We also have a very strong collaborative effort between local judges, prosecutors, public defenders, street outreach, police, probation and social services that works to help chronic, mentally ill offenders. This program receives no funding and is the product of dedicated public servants that see the importance of the issue in our community. We are always looking for funding opportunities to improve our crisis response.

We are fortunate to have caring and compassionate police and service providers in our community who make a positive impact for those suffering from this illness and their loved ones.


  1. You may be interested in the Testimony of Mike Biassotti, immed past president of the NYS Chiefs of Police to Congress. His written testimony is here
    his oral testimony is here
    Likewise Judge Liefman was brilliant
    His written testimony is here
    and his oral testimony here

    We advocate for the most seriously ill (not for improved mental health). As such, law enforcement have become our biggest supporters and vice versa. LEOs bear the consequences of a mental health system that prefers to treat the higher functioning and offload the others to criminal justice.

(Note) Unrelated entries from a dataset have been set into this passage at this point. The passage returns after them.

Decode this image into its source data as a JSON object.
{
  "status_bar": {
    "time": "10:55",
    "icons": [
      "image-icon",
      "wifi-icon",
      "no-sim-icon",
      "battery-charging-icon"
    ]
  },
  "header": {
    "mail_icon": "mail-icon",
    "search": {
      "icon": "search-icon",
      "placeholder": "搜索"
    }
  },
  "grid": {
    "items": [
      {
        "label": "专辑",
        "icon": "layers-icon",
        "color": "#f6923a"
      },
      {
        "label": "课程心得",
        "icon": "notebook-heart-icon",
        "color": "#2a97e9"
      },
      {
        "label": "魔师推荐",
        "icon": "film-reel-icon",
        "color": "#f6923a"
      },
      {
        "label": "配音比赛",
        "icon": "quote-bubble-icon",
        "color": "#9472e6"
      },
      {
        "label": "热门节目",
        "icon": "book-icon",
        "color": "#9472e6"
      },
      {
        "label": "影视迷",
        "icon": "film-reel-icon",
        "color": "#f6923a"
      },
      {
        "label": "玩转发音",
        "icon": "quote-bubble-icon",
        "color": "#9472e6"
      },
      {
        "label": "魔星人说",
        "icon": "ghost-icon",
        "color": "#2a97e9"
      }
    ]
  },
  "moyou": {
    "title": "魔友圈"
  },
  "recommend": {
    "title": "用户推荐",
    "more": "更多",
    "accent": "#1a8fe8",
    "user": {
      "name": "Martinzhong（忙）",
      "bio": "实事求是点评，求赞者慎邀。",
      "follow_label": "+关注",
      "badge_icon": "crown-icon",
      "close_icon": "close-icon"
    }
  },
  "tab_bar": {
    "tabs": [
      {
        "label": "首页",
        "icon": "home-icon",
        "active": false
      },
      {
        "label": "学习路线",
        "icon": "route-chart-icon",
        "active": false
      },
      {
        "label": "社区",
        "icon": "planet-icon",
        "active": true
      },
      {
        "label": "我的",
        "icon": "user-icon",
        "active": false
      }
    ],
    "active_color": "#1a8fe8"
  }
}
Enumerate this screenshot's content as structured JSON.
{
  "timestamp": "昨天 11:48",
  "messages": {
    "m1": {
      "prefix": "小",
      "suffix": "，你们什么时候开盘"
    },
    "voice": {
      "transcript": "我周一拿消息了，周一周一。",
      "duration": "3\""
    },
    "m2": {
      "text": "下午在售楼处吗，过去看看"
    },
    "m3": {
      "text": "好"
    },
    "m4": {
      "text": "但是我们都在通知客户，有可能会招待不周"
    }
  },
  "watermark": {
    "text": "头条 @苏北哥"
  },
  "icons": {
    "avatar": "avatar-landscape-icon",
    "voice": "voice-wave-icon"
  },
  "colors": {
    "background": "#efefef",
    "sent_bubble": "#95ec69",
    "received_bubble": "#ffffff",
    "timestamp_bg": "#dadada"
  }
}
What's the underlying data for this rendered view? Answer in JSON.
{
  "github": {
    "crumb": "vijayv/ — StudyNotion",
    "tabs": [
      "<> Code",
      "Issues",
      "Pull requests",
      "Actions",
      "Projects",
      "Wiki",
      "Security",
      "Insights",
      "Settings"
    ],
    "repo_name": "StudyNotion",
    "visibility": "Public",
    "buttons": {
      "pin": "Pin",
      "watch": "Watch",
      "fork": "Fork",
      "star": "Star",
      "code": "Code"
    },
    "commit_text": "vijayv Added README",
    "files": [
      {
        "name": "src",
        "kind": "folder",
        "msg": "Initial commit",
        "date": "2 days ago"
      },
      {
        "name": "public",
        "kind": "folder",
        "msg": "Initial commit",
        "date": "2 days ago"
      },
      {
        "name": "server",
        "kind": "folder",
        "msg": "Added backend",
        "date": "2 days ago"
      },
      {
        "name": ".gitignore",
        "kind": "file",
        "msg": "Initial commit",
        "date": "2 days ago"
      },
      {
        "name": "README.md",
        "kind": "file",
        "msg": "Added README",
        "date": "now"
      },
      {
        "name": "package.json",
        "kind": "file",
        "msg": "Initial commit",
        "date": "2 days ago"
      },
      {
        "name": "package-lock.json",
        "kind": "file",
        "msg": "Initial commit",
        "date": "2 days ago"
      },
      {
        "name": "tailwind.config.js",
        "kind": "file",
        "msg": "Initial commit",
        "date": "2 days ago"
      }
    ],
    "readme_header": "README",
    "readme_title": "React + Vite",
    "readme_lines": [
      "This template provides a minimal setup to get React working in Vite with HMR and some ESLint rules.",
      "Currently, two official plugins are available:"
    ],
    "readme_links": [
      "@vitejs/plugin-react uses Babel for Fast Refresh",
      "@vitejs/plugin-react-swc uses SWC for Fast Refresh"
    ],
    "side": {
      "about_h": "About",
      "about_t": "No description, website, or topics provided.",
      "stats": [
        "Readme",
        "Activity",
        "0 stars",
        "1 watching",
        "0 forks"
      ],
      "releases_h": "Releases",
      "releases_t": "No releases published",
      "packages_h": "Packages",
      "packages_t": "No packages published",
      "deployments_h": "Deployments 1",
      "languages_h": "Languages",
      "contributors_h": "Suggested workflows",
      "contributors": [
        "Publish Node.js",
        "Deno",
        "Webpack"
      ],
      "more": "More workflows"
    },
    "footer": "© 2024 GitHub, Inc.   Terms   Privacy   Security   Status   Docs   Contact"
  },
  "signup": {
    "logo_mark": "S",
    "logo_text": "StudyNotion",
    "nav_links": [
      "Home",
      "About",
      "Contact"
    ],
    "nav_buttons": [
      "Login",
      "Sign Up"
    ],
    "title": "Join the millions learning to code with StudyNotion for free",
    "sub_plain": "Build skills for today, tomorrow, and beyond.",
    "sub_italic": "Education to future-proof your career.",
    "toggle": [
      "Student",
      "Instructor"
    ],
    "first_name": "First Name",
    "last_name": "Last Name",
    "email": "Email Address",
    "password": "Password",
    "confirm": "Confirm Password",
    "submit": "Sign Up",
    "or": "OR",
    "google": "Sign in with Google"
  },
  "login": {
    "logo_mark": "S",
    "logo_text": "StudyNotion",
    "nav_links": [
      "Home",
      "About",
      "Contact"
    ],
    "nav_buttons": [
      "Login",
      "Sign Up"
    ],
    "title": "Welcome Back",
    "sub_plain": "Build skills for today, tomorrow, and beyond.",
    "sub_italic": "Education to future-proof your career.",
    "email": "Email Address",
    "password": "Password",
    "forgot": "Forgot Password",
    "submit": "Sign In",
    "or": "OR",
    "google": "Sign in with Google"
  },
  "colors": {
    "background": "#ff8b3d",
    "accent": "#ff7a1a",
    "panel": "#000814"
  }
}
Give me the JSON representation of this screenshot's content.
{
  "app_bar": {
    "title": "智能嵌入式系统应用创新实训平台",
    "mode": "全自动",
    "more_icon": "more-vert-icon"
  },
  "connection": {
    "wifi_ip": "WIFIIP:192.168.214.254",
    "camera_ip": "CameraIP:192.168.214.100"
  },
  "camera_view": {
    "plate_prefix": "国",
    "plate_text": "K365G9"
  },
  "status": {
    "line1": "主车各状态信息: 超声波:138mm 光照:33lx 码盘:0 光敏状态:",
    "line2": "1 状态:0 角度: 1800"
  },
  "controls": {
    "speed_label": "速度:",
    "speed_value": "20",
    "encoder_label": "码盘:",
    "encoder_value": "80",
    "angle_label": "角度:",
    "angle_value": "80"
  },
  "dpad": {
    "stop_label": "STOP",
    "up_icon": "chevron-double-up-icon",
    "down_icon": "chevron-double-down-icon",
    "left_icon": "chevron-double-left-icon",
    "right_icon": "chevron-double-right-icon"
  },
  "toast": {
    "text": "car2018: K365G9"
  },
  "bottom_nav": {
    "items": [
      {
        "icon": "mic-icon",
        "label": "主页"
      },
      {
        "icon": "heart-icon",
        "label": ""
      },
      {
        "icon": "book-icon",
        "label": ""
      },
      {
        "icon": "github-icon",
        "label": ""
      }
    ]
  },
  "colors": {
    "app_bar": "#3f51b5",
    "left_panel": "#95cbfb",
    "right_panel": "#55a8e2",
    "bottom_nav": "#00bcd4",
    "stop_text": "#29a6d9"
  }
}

Would love to connect and see if there are areas we could coordinate. Thanks.
    DJ Jaffe
    Exec. Dir.
    Mental Illness Policy Org

  2. Beyond saying that I say too much, most officers have been kind and caring and chief Ramsay has even gone out of his way to talk to me by computer. I am schizophrenic effective and have PTSD and sometimes paranoia too. But saying that I say too much alone is based on my mental health status and is very hurtful and unfair. Perhaps your team can coordinate with mental health service providers as well, counselors and pysch workers to help address misconceptions as well as ideas that your officers have about the mentally ill. I would go out of my way to thank who I spoke to within your department and later be sharply criticized for it, for thanking you for being there and without the knowledge that I was mentally ill I do not think I would have been criticized for that. It saddened me greatly and still makes me wonder about your training the issues I addressed were NEVER addressed by officers and I know you exist to protect and serve..... L